We covered ground quickly and made it to Taggart Lake without any difficulties. The view was awesome, as was the clear reflection of the Teton range on the calm water.
After getting our fill of the landscape, we headed up and over some hills to Bradley Lake. It wasn’t as accessible as Taggart Lake, but still a sight to behold. We were feeling good, so we went around Bradley Lake and continued up the trail towards the canyon. On the far side of the lake, it was much easier to get on the lakeshore and take it all in.
If you do this hike, don’t stop at the trail fork that directs you back towards the parking lot. Continue on for another half mile or so and catch the views at the north side of the lake, just past the bridge. So worth it!
From there, the trail started ascending. Fast. We hauled our way slowly up the steep, rocky route and dodging massive piles of horse droppings. (That’s one way to tell it was a steep climb: all the horses decided to start pooping in the exact same spot!) I think we went on for another half hour or so before stopping for some water in the shade. Sam calculated how long it would take to make our way back down. If we were going to make it into Idaho at a decent time with the other eclipse visitors, we figured we should start heading back.

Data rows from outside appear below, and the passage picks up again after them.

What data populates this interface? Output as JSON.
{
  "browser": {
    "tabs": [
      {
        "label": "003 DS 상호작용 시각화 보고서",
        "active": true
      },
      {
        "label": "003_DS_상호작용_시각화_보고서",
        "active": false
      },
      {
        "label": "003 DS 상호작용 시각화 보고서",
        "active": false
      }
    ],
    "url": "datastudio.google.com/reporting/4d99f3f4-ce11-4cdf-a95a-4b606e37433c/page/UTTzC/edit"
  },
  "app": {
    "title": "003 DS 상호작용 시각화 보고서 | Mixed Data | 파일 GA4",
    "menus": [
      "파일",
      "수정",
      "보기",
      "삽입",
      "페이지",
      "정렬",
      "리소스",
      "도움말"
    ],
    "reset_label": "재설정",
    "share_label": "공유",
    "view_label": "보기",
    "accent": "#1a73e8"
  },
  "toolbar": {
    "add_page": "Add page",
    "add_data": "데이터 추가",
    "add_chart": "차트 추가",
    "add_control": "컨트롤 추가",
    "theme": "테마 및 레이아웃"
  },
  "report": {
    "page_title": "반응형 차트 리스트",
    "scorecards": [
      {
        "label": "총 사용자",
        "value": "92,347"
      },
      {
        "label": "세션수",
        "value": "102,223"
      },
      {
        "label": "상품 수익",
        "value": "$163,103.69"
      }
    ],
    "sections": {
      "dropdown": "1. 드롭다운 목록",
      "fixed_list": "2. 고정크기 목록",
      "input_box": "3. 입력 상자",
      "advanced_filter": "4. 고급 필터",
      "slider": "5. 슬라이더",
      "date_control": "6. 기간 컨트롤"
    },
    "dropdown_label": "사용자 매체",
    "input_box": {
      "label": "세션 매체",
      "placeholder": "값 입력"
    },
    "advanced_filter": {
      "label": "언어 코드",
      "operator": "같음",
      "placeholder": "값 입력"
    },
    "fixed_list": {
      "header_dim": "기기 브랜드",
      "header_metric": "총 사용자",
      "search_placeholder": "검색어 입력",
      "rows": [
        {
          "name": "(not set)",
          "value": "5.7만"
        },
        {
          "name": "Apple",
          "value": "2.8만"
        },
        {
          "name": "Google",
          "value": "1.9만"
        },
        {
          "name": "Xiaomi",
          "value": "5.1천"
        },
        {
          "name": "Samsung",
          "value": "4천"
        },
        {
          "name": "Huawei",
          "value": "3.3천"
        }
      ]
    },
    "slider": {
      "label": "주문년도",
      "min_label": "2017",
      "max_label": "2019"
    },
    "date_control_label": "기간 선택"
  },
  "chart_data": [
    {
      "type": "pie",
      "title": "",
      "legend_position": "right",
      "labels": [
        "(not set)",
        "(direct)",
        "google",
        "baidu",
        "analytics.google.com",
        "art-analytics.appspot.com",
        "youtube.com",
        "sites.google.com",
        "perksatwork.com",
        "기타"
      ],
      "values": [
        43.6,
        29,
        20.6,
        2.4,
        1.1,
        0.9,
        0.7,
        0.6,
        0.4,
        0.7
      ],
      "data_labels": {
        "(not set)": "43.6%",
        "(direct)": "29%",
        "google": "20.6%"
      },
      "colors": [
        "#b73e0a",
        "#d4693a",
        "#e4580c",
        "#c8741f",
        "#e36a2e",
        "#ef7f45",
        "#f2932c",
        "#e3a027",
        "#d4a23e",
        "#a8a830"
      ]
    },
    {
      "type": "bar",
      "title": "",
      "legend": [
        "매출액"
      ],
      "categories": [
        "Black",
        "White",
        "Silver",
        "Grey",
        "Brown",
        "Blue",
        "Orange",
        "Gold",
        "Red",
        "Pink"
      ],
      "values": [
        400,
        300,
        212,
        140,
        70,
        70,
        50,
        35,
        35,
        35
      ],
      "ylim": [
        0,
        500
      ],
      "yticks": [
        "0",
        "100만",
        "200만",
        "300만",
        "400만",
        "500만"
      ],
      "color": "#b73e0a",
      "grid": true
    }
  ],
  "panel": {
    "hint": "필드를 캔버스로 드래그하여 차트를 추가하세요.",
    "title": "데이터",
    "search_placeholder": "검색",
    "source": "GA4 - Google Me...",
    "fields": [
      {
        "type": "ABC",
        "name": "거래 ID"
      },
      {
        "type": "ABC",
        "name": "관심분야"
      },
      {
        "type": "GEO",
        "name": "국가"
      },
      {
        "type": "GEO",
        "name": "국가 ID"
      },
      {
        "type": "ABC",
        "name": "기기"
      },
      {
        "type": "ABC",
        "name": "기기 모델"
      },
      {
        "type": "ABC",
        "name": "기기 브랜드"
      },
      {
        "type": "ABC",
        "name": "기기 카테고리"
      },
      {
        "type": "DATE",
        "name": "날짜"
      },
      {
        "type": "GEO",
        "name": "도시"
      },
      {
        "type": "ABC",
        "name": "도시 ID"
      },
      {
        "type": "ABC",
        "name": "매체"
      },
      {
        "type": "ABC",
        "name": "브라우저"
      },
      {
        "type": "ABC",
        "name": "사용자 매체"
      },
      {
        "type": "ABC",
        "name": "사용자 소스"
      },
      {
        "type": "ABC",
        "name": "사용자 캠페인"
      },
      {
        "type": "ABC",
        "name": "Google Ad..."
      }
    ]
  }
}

The first part of the trail was already flooded with tourists when we approached the trailhead again. To our surprise, the half-empty parking lot we’d departed from earlier in the day was filled with cars and spilled out onto the road. As far as we could see in both directions, vehicles and RV campers lined both sides of the street near the parking lot. Yeah, eclipse hype was REAL.
Even though it was one of our shorter, less grueling hikes, it was a great finale for our trip to Grand Teton. The mountains towered over us in all their glory for our entire hike, and because it was a flatter route, we could talk about the things we had seen and what this National Park meant to us without gasping for air.
I know I will always carry this place in my heart. Even with grizzlies wandering around (more so in my mind than in reality), Grand Teton is one of the wildest, breathtaking, and astounding places I’ve ever seen. Sometimes when I travel, it’s sad knowing I’ll never return to a particular place. There are so many places I want to see, it’s unlikely I’ll make it back to places I really enjoyed.
With Grand Teton National Park, it was easier leaving because I know that we will most certainly return someday.